With new projects in the power sector almost drying up and competition from foreign suppliers rising, state-run power equipment marker Bharat Heavy Electricals Ltd (BHEL) is looking to diversify operations into areas such as railway transport, metro train and renewable energy.
In his first interview after the Government extended his tenure by two years, BHEL Chairman B Prasada Rao says renovation and modernisation of plants which are 25 years old is expected to contribute at least 20 per cent of the company’s business. Edited excerpts:
What is your turnaround plan for BHEL?
Railway transportation and metro have been identified as the next big growth areas other than the power sector for BHEL. We have signed with the Railways to set up a venture in Rajasthan to manufacture 300 main line electric multiple unit train coaches annually. BHEL has made an investment of ₹800 crore. The plant will be operational in two years. We are also increasing the capacity of locomotives to 100 from 50 at Jhansi. We also have got some orders for control equipment from the Railways. Metro rail is another area we are looking at. We have tied up with Hitachi for this. We bid for the DMRC (Delhi Metro Rail Corp) project, but were not successful. But in this country, there are 36 cities going for the metro network, and we will bid for others. In fact, the Government is pushing for standardisation of the technology.
The Dedicated Freight Corridor Project is another business area we are pursuing.

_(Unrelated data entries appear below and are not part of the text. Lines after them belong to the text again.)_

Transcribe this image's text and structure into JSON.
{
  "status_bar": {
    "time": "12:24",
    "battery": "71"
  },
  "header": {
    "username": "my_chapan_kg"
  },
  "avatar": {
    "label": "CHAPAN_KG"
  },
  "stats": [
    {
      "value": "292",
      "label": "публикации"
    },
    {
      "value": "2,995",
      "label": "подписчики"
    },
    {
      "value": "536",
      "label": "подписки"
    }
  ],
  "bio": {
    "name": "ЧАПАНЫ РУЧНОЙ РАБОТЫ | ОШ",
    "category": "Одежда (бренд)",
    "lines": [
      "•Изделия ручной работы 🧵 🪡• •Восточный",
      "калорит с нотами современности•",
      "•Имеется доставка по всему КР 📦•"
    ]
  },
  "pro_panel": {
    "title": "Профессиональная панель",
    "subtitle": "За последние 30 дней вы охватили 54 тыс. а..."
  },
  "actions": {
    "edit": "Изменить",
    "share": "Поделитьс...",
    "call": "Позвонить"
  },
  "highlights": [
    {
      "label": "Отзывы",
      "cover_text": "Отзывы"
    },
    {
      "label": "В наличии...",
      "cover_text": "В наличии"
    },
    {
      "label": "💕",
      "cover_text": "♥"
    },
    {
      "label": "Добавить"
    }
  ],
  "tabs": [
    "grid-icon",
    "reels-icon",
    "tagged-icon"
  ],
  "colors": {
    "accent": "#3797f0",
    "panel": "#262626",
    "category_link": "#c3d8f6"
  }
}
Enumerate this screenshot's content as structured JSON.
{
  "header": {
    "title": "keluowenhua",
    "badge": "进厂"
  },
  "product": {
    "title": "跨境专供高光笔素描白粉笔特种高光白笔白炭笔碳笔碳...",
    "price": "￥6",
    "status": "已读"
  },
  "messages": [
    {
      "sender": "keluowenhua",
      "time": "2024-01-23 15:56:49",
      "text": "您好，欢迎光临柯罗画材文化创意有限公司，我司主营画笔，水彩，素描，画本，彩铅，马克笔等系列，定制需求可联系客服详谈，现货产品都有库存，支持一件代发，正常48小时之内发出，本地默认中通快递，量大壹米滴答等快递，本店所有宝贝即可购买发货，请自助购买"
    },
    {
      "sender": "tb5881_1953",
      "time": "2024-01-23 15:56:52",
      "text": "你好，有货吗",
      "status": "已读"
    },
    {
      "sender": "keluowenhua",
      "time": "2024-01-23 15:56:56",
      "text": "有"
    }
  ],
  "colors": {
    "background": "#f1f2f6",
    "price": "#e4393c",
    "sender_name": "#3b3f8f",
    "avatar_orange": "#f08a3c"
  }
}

For this, two projects (an electric locomotive factory at Madhepura, and a diesel locomotive factory at Marhowra) in Bihar have been approved. We are with General Electric for diesel locomotives, while for electric locomotives, we are open for a tie-up. In the next two years, my effort would be to put in place solidly these projects.
BHEL has also joined hands with five other PSUs to set up a 4,000 MW mega solar power project in Rajasthan. What is the status?

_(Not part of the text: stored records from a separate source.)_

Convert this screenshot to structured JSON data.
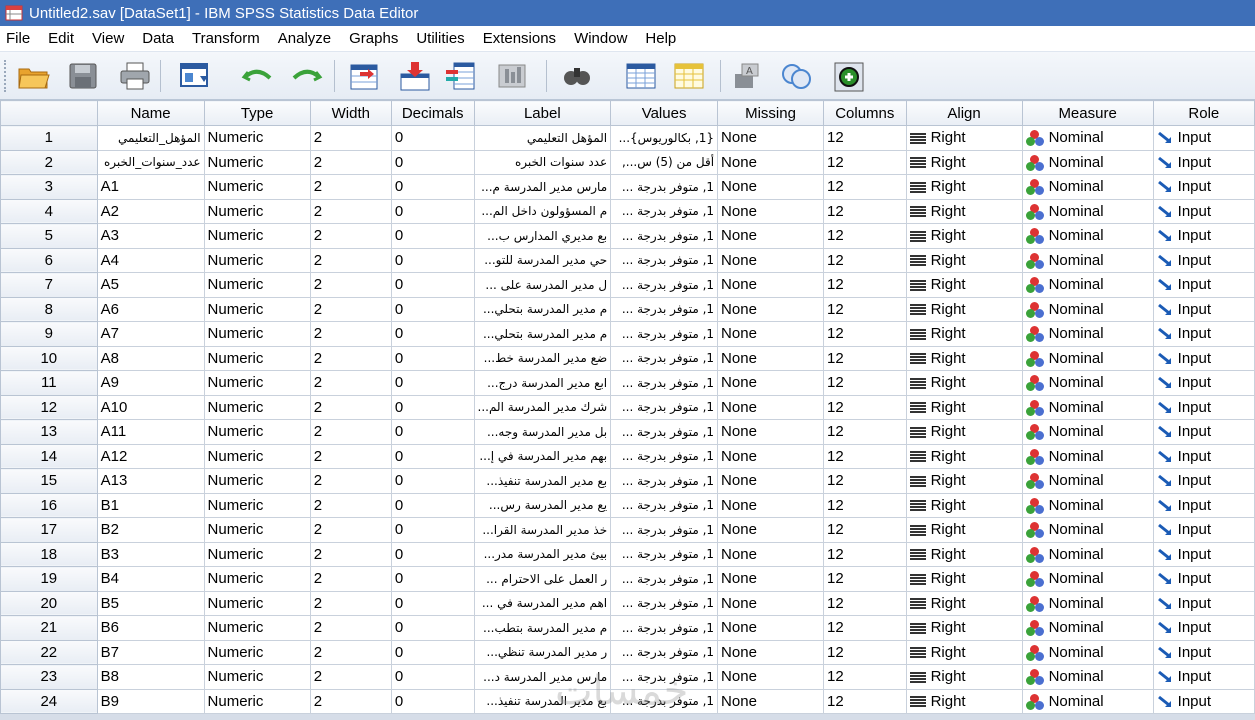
{
  "window": {
    "title": "Untitled2.sav [DataSet1] - IBM SPSS Statistics Data Editor"
  },
  "menu": [
    {
      "label": "File",
      "ul": "F",
      "rest": "ile"
    },
    {
      "label": "Edit",
      "ul": "E",
      "rest": "dit"
    },
    {
      "label": "View",
      "ul": "V",
      "rest": "iew"
    },
    {
      "label": "Data",
      "ul": "D",
      "rest": "ata"
    },
    {
      "label": "Transform",
      "ul": "T",
      "rest": "ransform"
    },
    {
      "label": "Analyze",
      "ul": "A",
      "rest": "nalyze"
    },
    {
      "label": "Graphs",
      "ul": "G",
      "rest": "raphs"
    },
    {
      "label": "Utilities",
      "ul": "U",
      "rest": "tilities"
    },
    {
      "label": "Extensions",
      "ul": "x",
      "pre": "E",
      "rest": "tensions"
    },
    {
      "label": "Window",
      "ul": "W",
      "rest": "indow"
    },
    {
      "label": "Help",
      "ul": "H",
      "rest": "elp"
    }
  ],
  "toolbar": [
    {
      "name": "open-icon"
    },
    {
      "name": "save-icon"
    },
    {
      "name": "print-icon"
    },
    {
      "name": "dialog-recall-icon"
    },
    {
      "name": "undo-icon"
    },
    {
      "name": "redo-icon"
    },
    {
      "name": "goto-case-icon"
    },
    {
      "name": "goto-variable-icon"
    },
    {
      "name": "variables-icon"
    },
    {
      "name": "run-descriptives-icon"
    },
    {
      "name": "find-icon"
    },
    {
      "name": "insert-cases-icon"
    },
    {
      "name": "insert-variable-icon"
    },
    {
      "name": "split-file-icon"
    },
    {
      "name": "value-labels-icon"
    },
    {
      "name": "use-variable-sets-icon"
    },
    {
      "name": "customize-icon"
    }
  ],
  "columns": [
    "Name",
    "Type",
    "Width",
    "Decimals",
    "Label",
    "Values",
    "Missing",
    "Columns",
    "Align",
    "Measure",
    "Role"
  ],
  "rows": [
    {
      "n": "1",
      "name": "المؤهل_التعليمي",
      "type": "Numeric",
      "width": "2",
      "dec": "0",
      "label": "المؤهل التعليمي",
      "values": "{1, بكالوريوس}...",
      "missing": "None",
      "cols": "12",
      "align": "Right",
      "measure": "Nominal",
      "role": "Input"
    },
    {
      "n": "2",
      "name": "عدد_سنوات_الخبره",
      "type": "Numeric",
      "width": "2",
      "dec": "0",
      "label": "عدد سنوات الخبره",
      "values": "أقل من (5) س...,",
      "missing": "None",
      "cols": "12",
      "align": "Right",
      "measure": "Nominal",
      "role": "Input"
    },
    {
      "n": "3",
      "name": "A1",
      "type": "Numeric",
      "width": "2",
      "dec": "0",
      "label": "مارس مدير المدرسة م...",
      "values": "1, متوفر بدرجة ...",
      "missing": "None",
      "cols": "12",
      "align": "Right",
      "measure": "Nominal",
      "role": "Input"
    },
    {
      "n": "4",
      "name": "A2",
      "type": "Numeric",
      "width": "2",
      "dec": "0",
      "label": "م المسؤولون داخل الم...",
      "values": "1, متوفر بدرجة ...",
      "missing": "None",
      "cols": "12",
      "align": "Right",
      "measure": "Nominal",
      "role": "Input"
    },
    {
      "n": "5",
      "name": "A3",
      "type": "Numeric",
      "width": "2",
      "dec": "0",
      "label": "بع مديري المدارس ب...",
      "values": "1, متوفر بدرجة ...",
      "missing": "None",
      "cols": "12",
      "align": "Right",
      "measure": "Nominal",
      "role": "Input"
    },
    {
      "n": "6",
      "name": "A4",
      "type": "Numeric",
      "width": "2",
      "dec": "0",
      "label": "حي مدير المدرسة للتو...",
      "values": "1, متوفر بدرجة ...",
      "missing": "None",
      "cols": "12",
      "align": "Right",
      "measure": "Nominal",
      "role": "Input"
    },
    {
      "n": "7",
      "name": "A5",
      "type": "Numeric",
      "width": "2",
      "dec": "0",
      "label": "ل مدير المدرسة على ...",
      "values": "1, متوفر بدرجة ...",
      "missing": "None",
      "cols": "12",
      "align": "Right",
      "measure": "Nominal",
      "role": "Input"
    },
    {
      "n": "8",
      "name": "A6",
      "type": "Numeric",
      "width": "2",
      "dec": "0",
      "label": "م مدير المدرسة بتحلي...",
      "values": "1, متوفر بدرجة ...",
      "missing": "None",
      "cols": "12",
      "align": "Right",
      "measure": "Nominal",
      "role": "Input"
    },
    {
      "n": "9",
      "name": "A7",
      "type": "Numeric",
      "width": "2",
      "dec": "0",
      "label": "م مدير المدرسة بتحلي...",
      "values": "1, متوفر بدرجة ...",
      "missing": "None",
      "cols": "12",
      "align": "Right",
      "measure": "Nominal",
      "role": "Input"
    },
    {
      "n": "10",
      "name": "A8",
      "type": "Numeric",
      "width": "2",
      "dec": "0",
      "label": "ضع مدير المدرسة خط...",
      "values": "1, متوفر بدرجة ...",
      "missing": "None",
      "cols": "12",
      "align": "Right",
      "measure": "Nominal",
      "role": "Input"
    },
    {
      "n": "11",
      "name": "A9",
      "type": "Numeric",
      "width": "2",
      "dec": "0",
      "label": "ابع مدير المدرسة درج...",
      "values": "1, متوفر بدرجة ...",
      "missing": "None",
      "cols": "12",
      "align": "Right",
      "measure": "Nominal",
      "role": "Input"
    },
    {
      "n": "12",
      "name": "A10",
      "type": "Numeric",
      "width": "2",
      "dec": "0",
      "label": "شرك مدير المدرسة الم...",
      "values": "1, متوفر بدرجة ...",
      "missing": "None",
      "cols": "12",
      "align": "Right",
      "measure": "Nominal",
      "role": "Input"
    },
    {
      "n": "13",
      "name": "A11",
      "type": "Numeric",
      "width": "2",
      "dec": "0",
      "label": "بل مدير المدرسة وجه...",
      "values": "1, متوفر بدرجة ...",
      "missing": "None",
      "cols": "12",
      "align": "Right",
      "measure": "Nominal",
      "role": "Input"
    },
    {
      "n": "14",
      "name": "A12",
      "type": "Numeric",
      "width": "2",
      "dec": "0",
      "label": "بهم مدير المدرسة في إ...",
      "values": "1, متوفر بدرجة ...",
      "missing": "None",
      "cols": "12",
      "align": "Right",
      "measure": "Nominal",
      "role": "Input"
    },
    {
      "n": "15",
      "name": "A13",
      "type": "Numeric",
      "width": "2",
      "dec": "0",
      "label": "بع مدير المدرسة تنفيذ...",
      "values": "1, متوفر بدرجة ...",
      "missing": "None",
      "cols": "12",
      "align": "Right",
      "measure": "Nominal",
      "role": "Input"
    },
    {
      "n": "16",
      "name": "B1",
      "type": "Numeric",
      "width": "2",
      "dec": "0",
      "label": "يع مدير المدرسة رس...",
      "values": "1, متوفر بدرجة ...",
      "missing": "None",
      "cols": "12",
      "align": "Right",
      "measure": "Nominal",
      "role": "Input"
    },
    {
      "n": "17",
      "name": "B2",
      "type": "Numeric",
      "width": "2",
      "dec": "0",
      "label": "خذ مدير المدرسة القرا...",
      "values": "1, متوفر بدرجة ...",
      "missing": "None",
      "cols": "12",
      "align": "Right",
      "measure": "Nominal",
      "role": "Input"
    },
    {
      "n": "18",
      "name": "B3",
      "type": "Numeric",
      "width": "2",
      "dec": "0",
      "label": "بيئ مدير المدرسة مدر...",
      "values": "1, متوفر بدرجة ...",
      "missing": "None",
      "cols": "12",
      "align": "Right",
      "measure": "Nominal",
      "role": "Input"
    },
    {
      "n": "19",
      "name": "B4",
      "type": "Numeric",
      "width": "2",
      "dec": "0",
      "label": "ر العمل على الاحترام ...",
      "values": "1, متوفر بدرجة ...",
      "missing": "None",
      "cols": "12",
      "align": "Right",
      "measure": "Nominal",
      "role": "Input"
    },
    {
      "n": "20",
      "name": "B5",
      "type": "Numeric",
      "width": "2",
      "dec": "0",
      "label": "اهم مدير المدرسة في ...",
      "values": "1, متوفر بدرجة ...",
      "missing": "None",
      "cols": "12",
      "align": "Right",
      "measure": "Nominal",
      "role": "Input"
    },
    {
      "n": "21",
      "name": "B6",
      "type": "Numeric",
      "width": "2",
      "dec": "0",
      "label": "م مدير المدرسة بتطب...",
      "values": "1, متوفر بدرجة ...",
      "missing": "None",
      "cols": "12",
      "align": "Right",
      "measure": "Nominal",
      "role": "Input"
    },
    {
      "n": "22",
      "name": "B7",
      "type": "Numeric",
      "width": "2",
      "dec": "0",
      "label": "ر مدير المدرسة تنظي...",
      "values": "1, متوفر بدرجة ...",
      "missing": "None",
      "cols": "12",
      "align": "Right",
      "measure": "Nominal",
      "role": "Input"
    },
    {
      "n": "23",
      "name": "B8",
      "type": "Numeric",
      "width": "2",
      "dec": "0",
      "label": "مارس مدير المدرسة د...",
      "values": "1, متوفر بدرجة ...",
      "missing": "None",
      "cols": "12",
      "align": "Right",
      "measure": "Nominal",
      "role": "Input"
    },
    {
      "n": "24",
      "name": "B9",
      "type": "Numeric",
      "width": "2",
      "dec": "0",
      "label": "بع مدير المدرسة تنفيذ...",
      "values": "1, متوفر بدرجة ...",
      "missing": "None",
      "cols": "12",
      "align": "Right",
      "measure": "Nominal",
      "role": "Input"
    }
  ],
  "colors": {
    "titlebar": "#3e6fb8",
    "grid_bg": "#d6dde8"
  }
}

For the first phase of the solar plant in Rajasthan (1,000 MW), it has been agreed to source from BHEL. In the remaining three phases, we will compete with others, but the first right of refusal will be with us. For us, renewable energy is a big growth area.
Currently, in India, there are small to medium capacity, while in China, companies are producing 500 MW to 2000 MW capacity.

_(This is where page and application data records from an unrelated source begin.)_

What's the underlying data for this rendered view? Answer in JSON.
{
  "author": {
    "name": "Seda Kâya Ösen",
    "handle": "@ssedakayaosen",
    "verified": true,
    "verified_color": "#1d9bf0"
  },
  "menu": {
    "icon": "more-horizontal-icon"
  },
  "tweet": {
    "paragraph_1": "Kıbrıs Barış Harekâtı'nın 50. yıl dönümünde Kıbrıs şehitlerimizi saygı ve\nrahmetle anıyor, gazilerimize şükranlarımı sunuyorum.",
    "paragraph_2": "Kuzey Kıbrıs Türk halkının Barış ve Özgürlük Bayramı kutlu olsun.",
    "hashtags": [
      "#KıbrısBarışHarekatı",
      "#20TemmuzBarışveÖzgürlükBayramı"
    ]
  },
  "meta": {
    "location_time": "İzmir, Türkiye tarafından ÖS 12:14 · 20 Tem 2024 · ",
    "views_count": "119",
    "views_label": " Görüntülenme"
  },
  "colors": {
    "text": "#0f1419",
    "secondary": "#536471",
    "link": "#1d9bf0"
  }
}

We have also sought various tax incentives from the Maharashtra Government.
We are also seeking money from the National Clean Energy Fund. Our plan is to set up an end-to-end facility with a capacity of 500 MW.
What is the status of power sector projects?
I would extend the horizon to five years. Till 2011-12, 25,000-30,000 MW projects were being finalised annually of which 17,000-18,000 MW orders were placed with us.
But suddenly from 2011-12 onwards, the power sector was hit by various issues such as coal linkages and environmental clearances. This led to them (power developers) having financing issues. Banks were shying away from giving credit.
Genuine cases also suffered in the process affecting the sector as a whole. In 2011-12, only 4,000 MW projects came up. And 2012-13, it slightly went up to 10,000 MW.
In the current fiscal, no major project has been finalised except probably the one by Neyveli Lignite Corp. This has impacted the revenue.
How do you see the Cabinet Committee on Investment (CCI) clearing up power projects?
The North Karampura project was the first one on which the CCI took a decision. Tender for that was invited last week and we were evaluated as L1 (lowest bidder).
It takes some time for CCI decisions to fructify. Some more decisions have been taken. All of them are expected to be in reality soon.
At the same time, policy decisions such as the ones for distribution companies are expected. These companies are in bad situation because of dues. Once, they are able to pay for power they bought, then only power demand will pick up. Today, there is virtually no demand for power.